PEN/Hemingway Award For Debut Novel Finalist
Shortlisted for the 2020 Center for Fiction First Novel Prize
A “rich, ambitious debut novel” (The New York Times Book Review) that reveals the ways in which a Jamaican family forms and fractures over generations, in the tradition of Homegoing by Yaa Gyasi.
Stanford Solomon’s shocking, thirty-year-old secret is about to change the lives of everyone around him. Stanford has done something no one could ever imagine. He is a man who faked his own death and stole the identity of his best friend. Stanford Solomon is actually Abel Paisley.
And now, nearing the end of his life, Stanford is about to meet his firstborn daughter, Irene Paisley, a home health aide who has unwittingly shown up for her first day of work to tend to the father she thought was dead.
These Ghosts Are Family revolves around the consequences of Abel’s decision and tells the story of the Paisley family from colonial Jamaica to present-day Harlem. There is Vera, whose widowhood forced her into the role of a single mother. There are two daughters and a granddaughter who have never known they are related. And there are others, like the houseboy who loved Vera, whose lives might have taken different courses if not for Abel Paisley’s actions.
This “rich and layered story” (Kirkus Reviews) explores the ways each character wrestles with their ghosts and struggles to forge independent identities outside of the family and their trauma. The result is a “beguiling…vividly drawn, and compelling” (BookPage, starred review) portrait of a family and individuals caught in the sweep of history, slavery, migration, and the more personal dramas of infidelity, lost love, and regret.
APPLE BOOKS REVIEW
Maisy Card’s debut is a mesmerizing depiction of the mess many of us inherit along with our DNA. These Ghosts Are Family picks through the tangled stories of several generations of the Paisley family, whose roots are in Jamaica and New York. Card alternates between first, second, and third person to paint a 360-degree portrait of the various Paisleys’ struggles to wrestle with ghosts from their past as well as present-day demons. Her stunning novel explores Jamaican history, the devastations of colonialism, addiction, and adultery, and the reality that one individual’s bad choices can create craziness for generations to come. We loved Card’s bold, creative voice and the way her story linked the dead and the living, reminding us of our deep connection to those who came before us.

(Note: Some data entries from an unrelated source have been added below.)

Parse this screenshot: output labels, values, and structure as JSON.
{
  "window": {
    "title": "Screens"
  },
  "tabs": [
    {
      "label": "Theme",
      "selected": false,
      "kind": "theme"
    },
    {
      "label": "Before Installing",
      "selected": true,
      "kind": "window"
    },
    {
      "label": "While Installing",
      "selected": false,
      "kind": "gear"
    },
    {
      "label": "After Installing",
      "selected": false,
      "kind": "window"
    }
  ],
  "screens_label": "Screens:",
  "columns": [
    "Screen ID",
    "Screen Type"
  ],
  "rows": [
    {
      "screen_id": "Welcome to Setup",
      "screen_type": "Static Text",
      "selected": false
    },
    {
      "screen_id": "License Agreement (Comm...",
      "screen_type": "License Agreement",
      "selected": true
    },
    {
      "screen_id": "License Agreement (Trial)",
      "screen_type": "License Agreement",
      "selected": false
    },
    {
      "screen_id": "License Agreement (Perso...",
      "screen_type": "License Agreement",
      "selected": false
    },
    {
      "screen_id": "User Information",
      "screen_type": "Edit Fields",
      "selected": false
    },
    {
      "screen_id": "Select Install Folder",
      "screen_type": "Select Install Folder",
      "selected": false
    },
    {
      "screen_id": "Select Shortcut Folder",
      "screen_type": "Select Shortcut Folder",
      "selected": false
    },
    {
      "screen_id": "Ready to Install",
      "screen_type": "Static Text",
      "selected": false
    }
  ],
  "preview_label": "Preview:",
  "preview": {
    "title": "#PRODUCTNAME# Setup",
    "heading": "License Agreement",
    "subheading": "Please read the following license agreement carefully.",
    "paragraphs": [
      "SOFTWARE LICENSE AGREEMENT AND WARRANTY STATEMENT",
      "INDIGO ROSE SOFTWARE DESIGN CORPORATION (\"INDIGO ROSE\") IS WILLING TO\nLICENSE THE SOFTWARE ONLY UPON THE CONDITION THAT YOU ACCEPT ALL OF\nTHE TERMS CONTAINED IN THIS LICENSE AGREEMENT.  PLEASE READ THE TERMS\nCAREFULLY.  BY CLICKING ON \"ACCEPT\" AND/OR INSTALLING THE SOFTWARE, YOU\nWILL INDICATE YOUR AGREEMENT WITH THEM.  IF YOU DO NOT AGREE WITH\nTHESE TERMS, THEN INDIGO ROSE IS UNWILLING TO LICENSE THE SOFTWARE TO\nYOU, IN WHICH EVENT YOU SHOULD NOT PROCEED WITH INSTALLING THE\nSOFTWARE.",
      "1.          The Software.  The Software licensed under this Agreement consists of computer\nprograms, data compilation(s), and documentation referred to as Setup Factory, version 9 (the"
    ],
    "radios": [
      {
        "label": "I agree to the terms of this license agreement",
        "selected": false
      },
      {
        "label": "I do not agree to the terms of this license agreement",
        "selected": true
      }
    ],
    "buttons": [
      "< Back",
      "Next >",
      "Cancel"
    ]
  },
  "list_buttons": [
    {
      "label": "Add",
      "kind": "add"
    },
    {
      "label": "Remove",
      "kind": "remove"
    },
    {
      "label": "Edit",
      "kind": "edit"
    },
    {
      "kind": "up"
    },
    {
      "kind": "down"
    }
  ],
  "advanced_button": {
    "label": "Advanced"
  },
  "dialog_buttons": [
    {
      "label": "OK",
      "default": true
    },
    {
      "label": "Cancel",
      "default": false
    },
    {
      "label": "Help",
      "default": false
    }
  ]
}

Card's profound, assured debut explores Jamaican colonial history to uncover a family's painful past. Spanning two centuries and eight generations of the Paisley family, the narrative begins in 2005 with Stanford Solomon, a Jamaican immigrant to the United States who was once known as Abel Paisley before faking his own death 35 years earlier, assuming his dead friend's identity, and estranging himself from his family. After Stanford finally reaches out to his daughter, Irene, a 37-year-old home health aide in New York City, to confess that he's been alive all this time, her late mother, Vera, a ghost who spent decades without knowing what happened to her husband, notes that "death is just one long therapy session." Meanwhile, Stanford's daughter by a second marriage, Estelle Solomon, struggles with heroin addiction and grief that she cannot support her 18-year-old daughter. As Card traces the family's roots back through Jamaica's history under British rule and enslavement, literal and figurative ghosts animate the novel, and a wrenching description of the violent 1831 Christmas Rebellion and its aftermath reveals that Stanford was not the first of the Paisleys to rewrite the history of their lineage. Through a fluid blend of patois and erudite descriptions of Jamaica, Card offers a kaleidoscopic portrait of a troubled but resilient family whose struggles are inscribed by the island they once called home. This masterful chronicle haunts like the work of Marlon James and hits just as hard.
I got the audiobook. The narrator was excellent just the right amount of Jamaican accent for anyone to understand.West Indians will love this piece.